- Actor Allusion: Danny's "oh, I've been known to twinkle a toe or two".
- Box Office Bomb: It made $22 million at the box office, enough to earn back its budget (which was somewhere in the $15-20 million range), but a very weak take compared with all the hype the film had gotten, plus the soundtrack album going double platinum and spawning some big hits.
- Breakaway Pop Hit: "Magic", "Suddenly", and the title song. "Magic" was a hit to the point where most people who have heard it have no idea it was originally from a motion picture soundtrack.
- Executive Meddling: Universal Pictures moved the release of the film from Christmas 1980 to summer 1980, which in particular affected the film's special effects.
- Genre-Killer: Granted, live action movie musicals weren't all that in style in the late 70s/early 80s, and the failures of both this film and fellow disco musical Can't Stop the Music ensured that it remained dead for another couple of decades. And neither helped the already dismal reputation that disco music itself had earned by that point.
- Money, Dear Boy: The reason for Gene Kelly's involvement. That and the job was close to his home. Still, everybody on the film talked about Kelly he was a pleasure to work with, and Kelly in turn stated that working with Olivia Newton-John was great.
- Non-Singing Voice: Michael Beck doesn't sing in this movie. He was dubbed by Cliff Richard.
- Old Shame:
- For Electric Light Orchestra, who wrote and performed several of the songs. Jeff Lynne eventually came to terms with it, though, and released an album with rerecorded Xanadu tracks.
- For director Robert Greenwald, whose next-most-famous work is The Burning Bed, and who reinvented himself in the 21st century as a left-wing muckraking documentary director (Outfoxed: Rupert Murdoch's War on Journalism, Wal-Mart: The High Cost of Low Price).
- Michael Beck (the guy from The Warriors). As mentioned below in Star-Derailing Role, he has been quoted as saying that The Warriors opened a lot of doors for him, which Xanadu then closed.

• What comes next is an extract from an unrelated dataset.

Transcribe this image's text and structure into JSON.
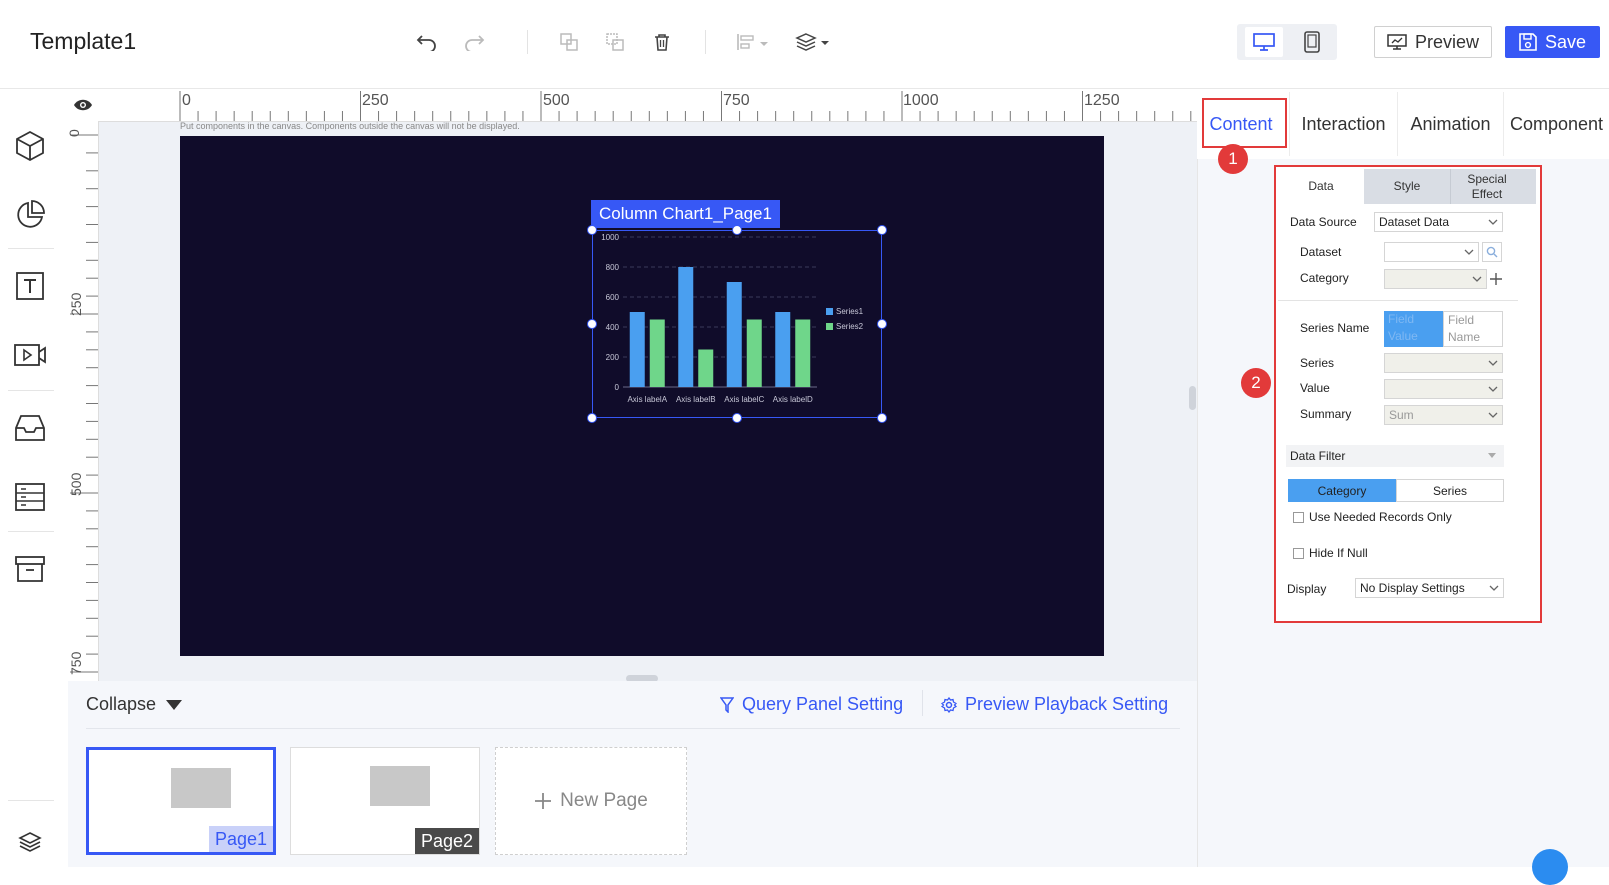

- Older Than They Think: This was not the first time Gene Kelly has been seen in a film on roller skates. He was also on roller skates in 1955's Its Always Fair Weather.
- Release Date Change: Joel Silver, Robert Greenwald and Victor J. Kemper wanted more elaborate special effects, but that became impossible when Universal Pictures moved the release from Christmas 1980 to summer 1980.
- Romance on the Set: This is where Olivia Newton-John met her first husband, Matt Lattanzi - he played young Danny in the flashback sequence.
- Star-Derailing Role:
- The film was meant to launch Olivia Newton-John's career as a solo star. Due to its complete failure at the American box office, it became the one and only time she received top billing without a co-star in a theatrical release. (Then she did Two of a Kind and that was the end of her film career.)
- As for Michael Beck...
- Unintentional Period Piece: A veritable time capsule of late 70s - early 80s fads, fashion, and music styles.
- Vindicated by Cable: The movie was trashed by critics but it picked up its core audience on pay cable channels. Especially in the early 80s era, when HBO (which until 1981 didn't even operate on a 24-hour schedule) had a very small library of movies to air.
- What Could Have Been:
- Olivia Newton-John had to choose between doing this movie or Can't Stop the Music. All things considered, she probably chose wisely.
- Andy Gibb was originally cast as Sonny. John Travolta was also offered the role, which would have paired him again with Newton-John after Grease.note
- Gene Kelly originally refused to dance when he accepted the role. He only warmed up to the idea after getting to know the choreographers. Even the big number of him with Olivia Newton-John was only added after production had wrapped, and Kelly demanded a closed set with only the minimal essential crew present. Still, everybody on the film talked about how he was a pleasure to work with.
- Writing by the Seat of Your Pants: According to Olivia Newton-John (and confirmed by Robert Greenwald), the script was written during filming.
Trivia / Xanadu